Commons, a nonprofit team marketing an app to connect elected officials and constituents, pitched its product but did not compete for prizes. Its app uploads publicly available records on how elected officials vote on various bills and what legislation they sponsor or introduce. The app also allows users to give likes or dislikes to voting records, bills and otherwise give feedback to elected officials.
“We plan to launch this app next fall,” said co-founder Ben Alderfer, a junior in the College of Science.
Anvil director Connor Van Ooyen said the event’s 30 teams made this year’s competition one of the most competitive yet. Five semifinalist teams each received $500. Two wild card teams each received $300.
“It seems to get more difficult every year to narrow the field,” Van Ooyen said. “The teams have such amazing ideas and are all so well-prepared that we wish we could advance all of them.”
Judges included members of the Foundry, Purdue Polytechnic Statewide, and other Anvil-based startups.
About the Anvil
The Anvil is the largest co-working space operated by university students in the U.S. and is used by Purdue University students as well as the surrounding community. The Anvil is located at 320 North St. in West Lafayette, Indiana, adjacent to the Purdue campus.
About Purdue Research Foundation
The Purdue Research Foundation is a private, nonprofit foundation created to advance the mission of Purdue University. Established in 1930, the foundation accepts gifts; administers trusts; funds scholarships and grants; acquires property; protects Purdue’s intellectual property; and promotes entrepreneurial activities on behalf of Purdue. The foundation manages the Purdue Foundry, Purdue Office of Technology Commercialization, Purdue Research Park and Purdue Technology Centers. The foundation received the 2016 Innovation and Economic Prosperity Universities Award for Innovation from the Association of Public and Land-grant Universities. For more information about funding and investment opportunities in startups based on a Purdue innovation, contact the Purdue Foundry at firstname.lastname@example.org.
About Purdue Foundry
The Purdue Foundry is an entrepreneurship and commercialization accelerator in Discovery Park’s Burton D. Morgan Center for Entrepreneurship whose professionals help Purdue innovators create startups. Managed by the Purdue Research Foundation, the Purdue Foundry was named a top recipient at the 2016 Innovation and Economic Prosperity Universities Designation and Awards Program by the Association of Public and Land-grant Universities for its work in entrepreneurship.
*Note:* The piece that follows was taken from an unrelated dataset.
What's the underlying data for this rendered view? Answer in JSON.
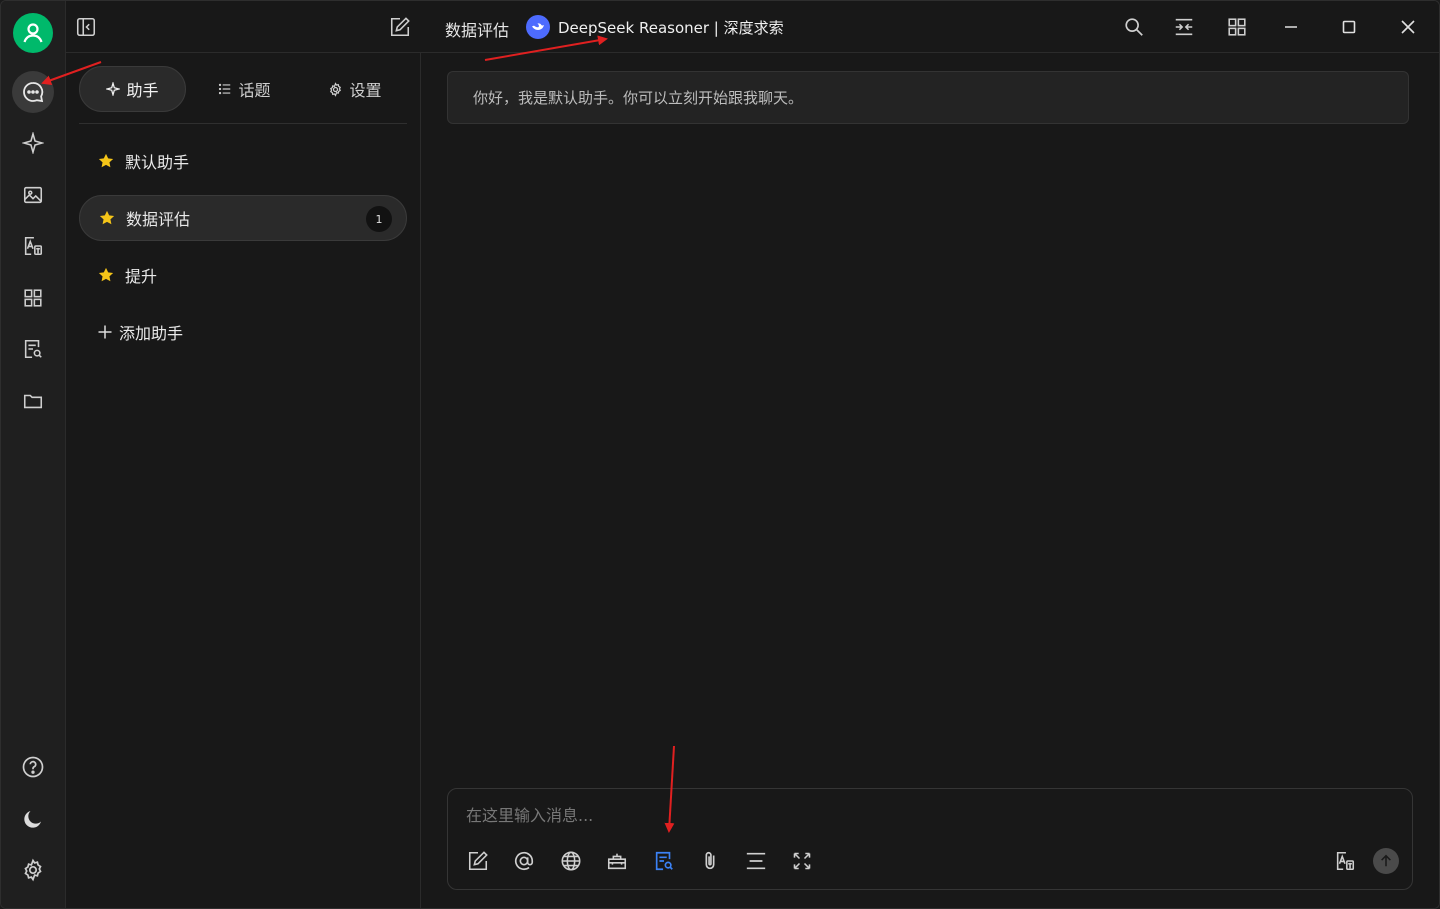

For more information about funding and investment opportunities in startups based on a Purdue innovation, contact the Purdue Foundry at email@example.com.
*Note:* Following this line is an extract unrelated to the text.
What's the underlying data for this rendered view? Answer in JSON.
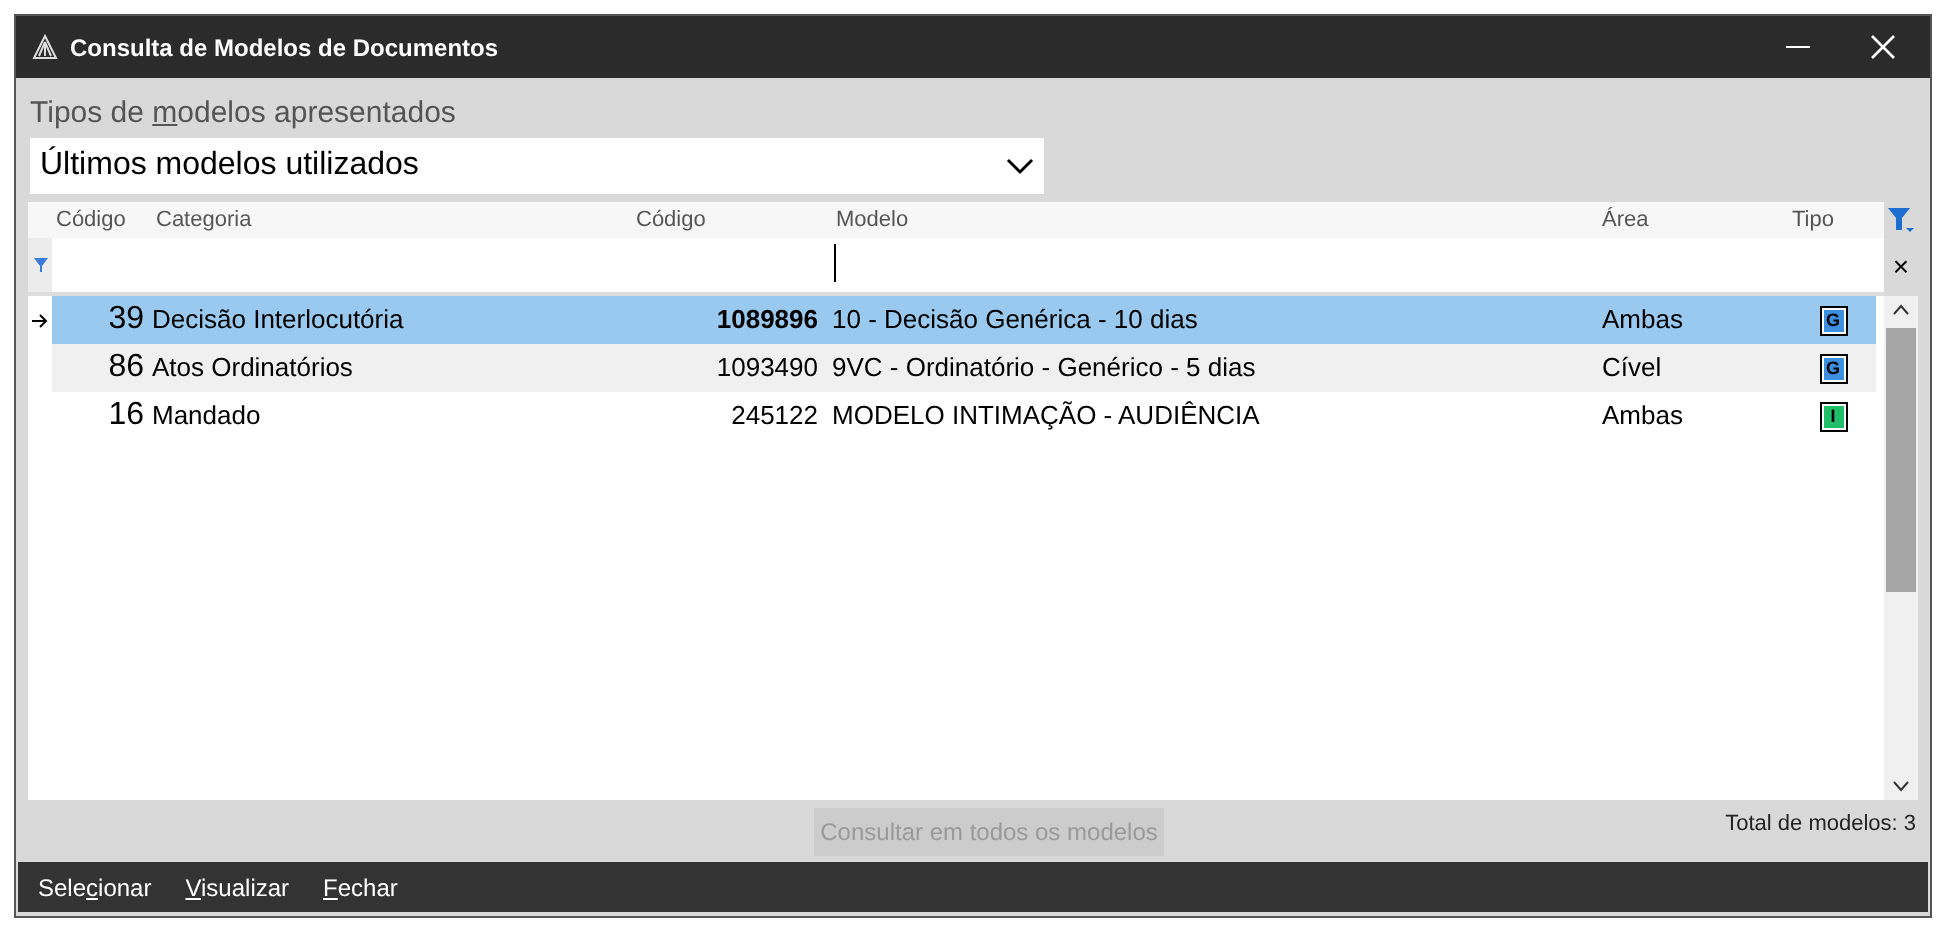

Writer: Curt Slyder, 765-588-3342, firstname.lastname@example.org
Source: Connor Van Ooyen, email@example.com